What you have to do:
For this exercise, write each entry below out precisely and omit the pictures.
--- Data in this exercise Enclosed Below ---
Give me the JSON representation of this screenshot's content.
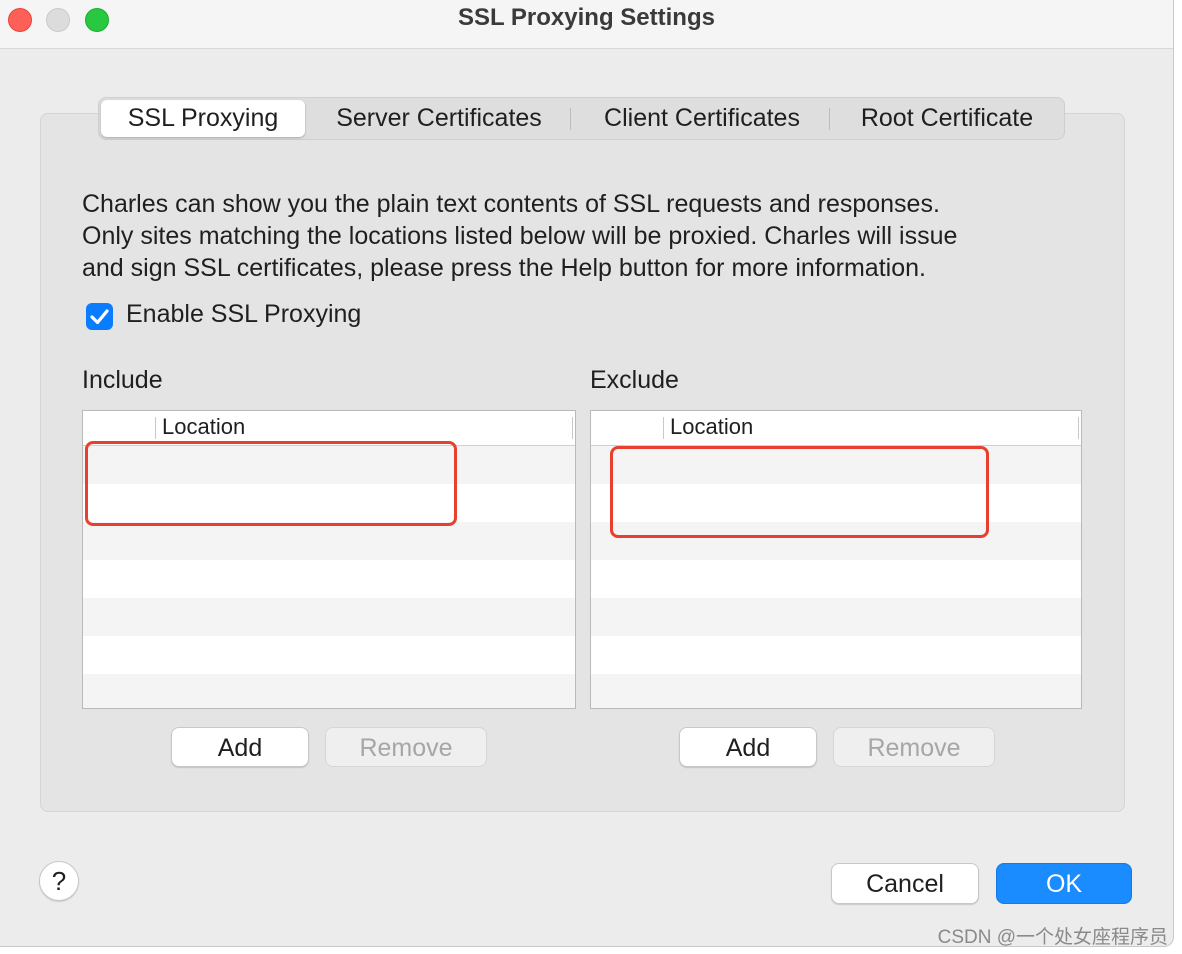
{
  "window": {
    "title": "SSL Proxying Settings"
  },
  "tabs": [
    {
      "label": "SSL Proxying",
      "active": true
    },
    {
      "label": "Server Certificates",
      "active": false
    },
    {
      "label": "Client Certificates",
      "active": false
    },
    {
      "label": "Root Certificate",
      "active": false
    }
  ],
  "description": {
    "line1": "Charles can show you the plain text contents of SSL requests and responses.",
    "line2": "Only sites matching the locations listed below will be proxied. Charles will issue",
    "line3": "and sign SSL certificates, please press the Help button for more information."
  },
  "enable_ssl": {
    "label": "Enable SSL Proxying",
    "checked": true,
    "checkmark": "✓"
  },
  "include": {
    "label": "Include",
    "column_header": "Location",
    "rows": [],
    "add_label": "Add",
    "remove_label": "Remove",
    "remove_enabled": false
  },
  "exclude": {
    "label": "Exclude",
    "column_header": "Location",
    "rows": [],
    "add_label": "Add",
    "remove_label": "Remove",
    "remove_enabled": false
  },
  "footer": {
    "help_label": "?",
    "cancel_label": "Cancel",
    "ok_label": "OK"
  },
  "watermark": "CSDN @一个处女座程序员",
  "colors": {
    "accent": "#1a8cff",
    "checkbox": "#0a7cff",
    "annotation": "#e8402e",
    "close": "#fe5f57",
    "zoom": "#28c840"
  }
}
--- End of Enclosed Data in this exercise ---
Answer to the exercise:
Give me the JSON representation of this screenshot's content.
{
  "window": {
    "title": "SSL Proxying Settings"
  },
  "tabs": [
    {
      "label": "SSL Proxying",
      "active": true
    },
    {
      "label": "Server Certificates",
      "active": false
    },
    {
      "label": "Client Certificates",
      "active": false
    },
    {
      "label": "Root Certificate",
      "active": false
    }
  ],
  "description": {
    "line1": "Charles can show you the plain text contents of SSL requests and responses.",
    "line2": "Only sites matching the locations listed below will be proxied. Charles will issue",
    "line3": "and sign SSL certificates, please press the Help button for more information."
  },
  "enable_ssl": {
    "label": "Enable SSL Proxying",
    "checked": true,
    "checkmark": "✓"
  },
  "include": {
    "label": "Include",
    "column_header": "Location",
    "rows": [],
    "add_label": "Add",
    "remove_label": "Remove",
    "remove_enabled": false
  },
  "exclude": {
    "label": "Exclude",
    "column_header": "Location",
    "rows": [],
    "add_label": "Add",
    "remove_label": "Remove",
    "remove_enabled": false
  },
  "footer": {
    "help_label": "?",
    "cancel_label": "Cancel",
    "ok_label": "OK"
  },
  "watermark": "CSDN @一个处女座程序员",
  "colors": {
    "accent": "#1a8cff",
    "checkbox": "#0a7cff",
    "annotation": "#e8402e",
    "close": "#fe5f57",
    "zoom": "#28c840"
  }
}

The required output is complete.